By responding to the chemical attack at Khan Shaykhun with military strikes on an air base, the president of the United States has completely changed the situation in Syria. He bypasses the U.N. and defies Russia. But does he have a long-term strategy?

In 2013, Barack Obama decided against military action in Syria, which, under Bashar Assad, was accused of carrying out an attack with chemical weapons on a suburb of Damascus that had fallen into rebel hands (1500 were killed, of which some 400 were children.) Moscow had convinced Obama by forcing the Syrian regime to dispose of its arsenal of chemical weapons under international supervision. In 2017, Donald Trump, often accused of being too close to Vladimir Putin, only waited 48 hours to punish Assad after the bombardment of the town of Khan Shaykhun with chemical weapons, which killed between 60 and 100 people and resulted in the distribution of heartbreaking pictures of dying children. As a result, the new president of the United States has radically changed his position on the Syrian leader, who his administration had legitimized only a few days earlier by stating that it was no longer officially demanding his departure as a prerequisite for resolving the crisis.

If it is verified that the Syrian army was responsible for the chemical attack on Tuesday, which the United States has not yet proven, then the reprisals could be acknowledged as justified, because not only would Damascus have demonstrated a criminal cynicism with regard to its own population, as it has done before, but it would also have revealed its duplicity, as its stock of chemical weapons was supposed to have been eradicated in accordance with the 2013 agreement.

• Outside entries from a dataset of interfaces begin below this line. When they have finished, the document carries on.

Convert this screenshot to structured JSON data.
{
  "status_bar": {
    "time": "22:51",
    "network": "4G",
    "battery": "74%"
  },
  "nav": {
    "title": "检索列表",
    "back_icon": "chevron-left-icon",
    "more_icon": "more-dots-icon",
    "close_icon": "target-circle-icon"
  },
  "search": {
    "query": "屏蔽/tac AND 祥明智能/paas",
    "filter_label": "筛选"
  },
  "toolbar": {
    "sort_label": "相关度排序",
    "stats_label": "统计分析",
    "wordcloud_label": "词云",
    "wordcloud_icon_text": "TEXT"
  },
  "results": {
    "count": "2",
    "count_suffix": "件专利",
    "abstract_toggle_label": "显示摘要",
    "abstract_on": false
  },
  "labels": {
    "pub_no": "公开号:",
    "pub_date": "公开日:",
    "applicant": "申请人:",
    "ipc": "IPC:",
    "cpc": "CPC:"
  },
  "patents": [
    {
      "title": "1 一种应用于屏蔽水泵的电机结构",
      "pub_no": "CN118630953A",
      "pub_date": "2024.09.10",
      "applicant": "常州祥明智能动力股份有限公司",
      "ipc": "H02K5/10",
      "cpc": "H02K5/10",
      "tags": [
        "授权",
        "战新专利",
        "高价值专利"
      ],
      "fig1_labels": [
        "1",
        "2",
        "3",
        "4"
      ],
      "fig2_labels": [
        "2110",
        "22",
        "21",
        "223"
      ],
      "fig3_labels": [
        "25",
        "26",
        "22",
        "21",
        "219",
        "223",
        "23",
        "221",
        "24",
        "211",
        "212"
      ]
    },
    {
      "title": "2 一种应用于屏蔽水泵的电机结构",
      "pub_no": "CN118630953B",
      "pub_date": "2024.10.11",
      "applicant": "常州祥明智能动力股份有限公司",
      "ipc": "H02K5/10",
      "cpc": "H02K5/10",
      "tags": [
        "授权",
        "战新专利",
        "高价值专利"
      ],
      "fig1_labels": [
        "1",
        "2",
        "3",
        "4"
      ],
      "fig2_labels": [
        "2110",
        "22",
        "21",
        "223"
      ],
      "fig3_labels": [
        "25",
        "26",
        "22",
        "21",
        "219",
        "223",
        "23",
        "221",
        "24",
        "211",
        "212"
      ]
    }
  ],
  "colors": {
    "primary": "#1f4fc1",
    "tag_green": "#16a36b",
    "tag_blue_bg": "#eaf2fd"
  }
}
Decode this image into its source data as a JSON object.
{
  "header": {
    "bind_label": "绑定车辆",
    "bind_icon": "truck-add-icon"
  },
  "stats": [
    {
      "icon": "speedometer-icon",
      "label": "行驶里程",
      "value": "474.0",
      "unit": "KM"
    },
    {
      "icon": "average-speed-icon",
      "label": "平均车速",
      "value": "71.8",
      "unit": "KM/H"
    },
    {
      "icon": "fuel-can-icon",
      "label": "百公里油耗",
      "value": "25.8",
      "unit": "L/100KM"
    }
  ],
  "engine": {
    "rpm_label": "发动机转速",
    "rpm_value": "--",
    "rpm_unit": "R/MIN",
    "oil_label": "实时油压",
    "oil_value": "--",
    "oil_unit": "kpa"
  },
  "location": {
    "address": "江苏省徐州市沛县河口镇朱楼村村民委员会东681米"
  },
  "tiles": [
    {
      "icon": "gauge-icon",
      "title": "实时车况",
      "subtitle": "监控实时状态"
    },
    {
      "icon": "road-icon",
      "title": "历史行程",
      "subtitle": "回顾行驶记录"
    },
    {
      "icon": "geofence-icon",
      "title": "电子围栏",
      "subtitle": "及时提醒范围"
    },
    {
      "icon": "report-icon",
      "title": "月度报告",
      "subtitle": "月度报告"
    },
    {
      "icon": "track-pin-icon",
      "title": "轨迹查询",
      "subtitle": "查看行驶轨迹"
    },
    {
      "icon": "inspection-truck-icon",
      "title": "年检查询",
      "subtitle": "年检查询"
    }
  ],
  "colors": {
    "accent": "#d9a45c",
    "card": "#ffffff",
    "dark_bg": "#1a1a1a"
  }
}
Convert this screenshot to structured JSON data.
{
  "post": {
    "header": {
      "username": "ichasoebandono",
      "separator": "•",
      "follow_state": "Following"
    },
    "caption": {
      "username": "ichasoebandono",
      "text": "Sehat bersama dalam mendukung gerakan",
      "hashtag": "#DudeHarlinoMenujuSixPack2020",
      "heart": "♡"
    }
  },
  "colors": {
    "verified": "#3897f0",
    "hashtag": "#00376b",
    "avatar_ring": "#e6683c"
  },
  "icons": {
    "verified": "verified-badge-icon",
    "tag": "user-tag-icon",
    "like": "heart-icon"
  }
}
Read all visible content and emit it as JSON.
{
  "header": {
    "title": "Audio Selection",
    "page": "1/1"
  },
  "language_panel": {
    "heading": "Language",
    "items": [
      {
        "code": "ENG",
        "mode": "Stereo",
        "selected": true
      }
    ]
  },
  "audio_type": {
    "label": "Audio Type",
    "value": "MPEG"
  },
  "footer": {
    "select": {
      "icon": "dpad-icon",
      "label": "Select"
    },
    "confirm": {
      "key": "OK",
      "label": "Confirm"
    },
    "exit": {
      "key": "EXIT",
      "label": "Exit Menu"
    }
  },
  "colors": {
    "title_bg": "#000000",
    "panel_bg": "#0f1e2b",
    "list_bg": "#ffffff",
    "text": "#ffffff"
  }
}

However, the attitude of the commander in chief of the American armed forces is causing some concern. If this retaliatory attack becomes the benchmark of his foreign policy, it signifies that from now on, the president of the greatest power in the world will consider approval from the U.N. as an optional accessory, and he will not burden himself by worrying about multilateralism. This also implies that he will not hesitate to provoke a direct confrontation with other major powers, in this case Russia. Thus, we are witnessing a possible return to the rule of the strongest. That it appears legitimate to us in the case of the Syrian chemical attack doesn’t make it less dangerous for the new world order which is beginning to appear. What credibility will the United States have to prevent Russia or China behaving in the same way?

George W. Bush embarked upon preventative warfare, which brought chaos to the Middle East. We can only hope that Trump has a well thought out and long-term strategy, particularly with Russia, concerning this troubled region, and that this practice of impulsive warfare – imagine the same strategy being used against Iran – doesn’t result in chaos of an even greater magnitude.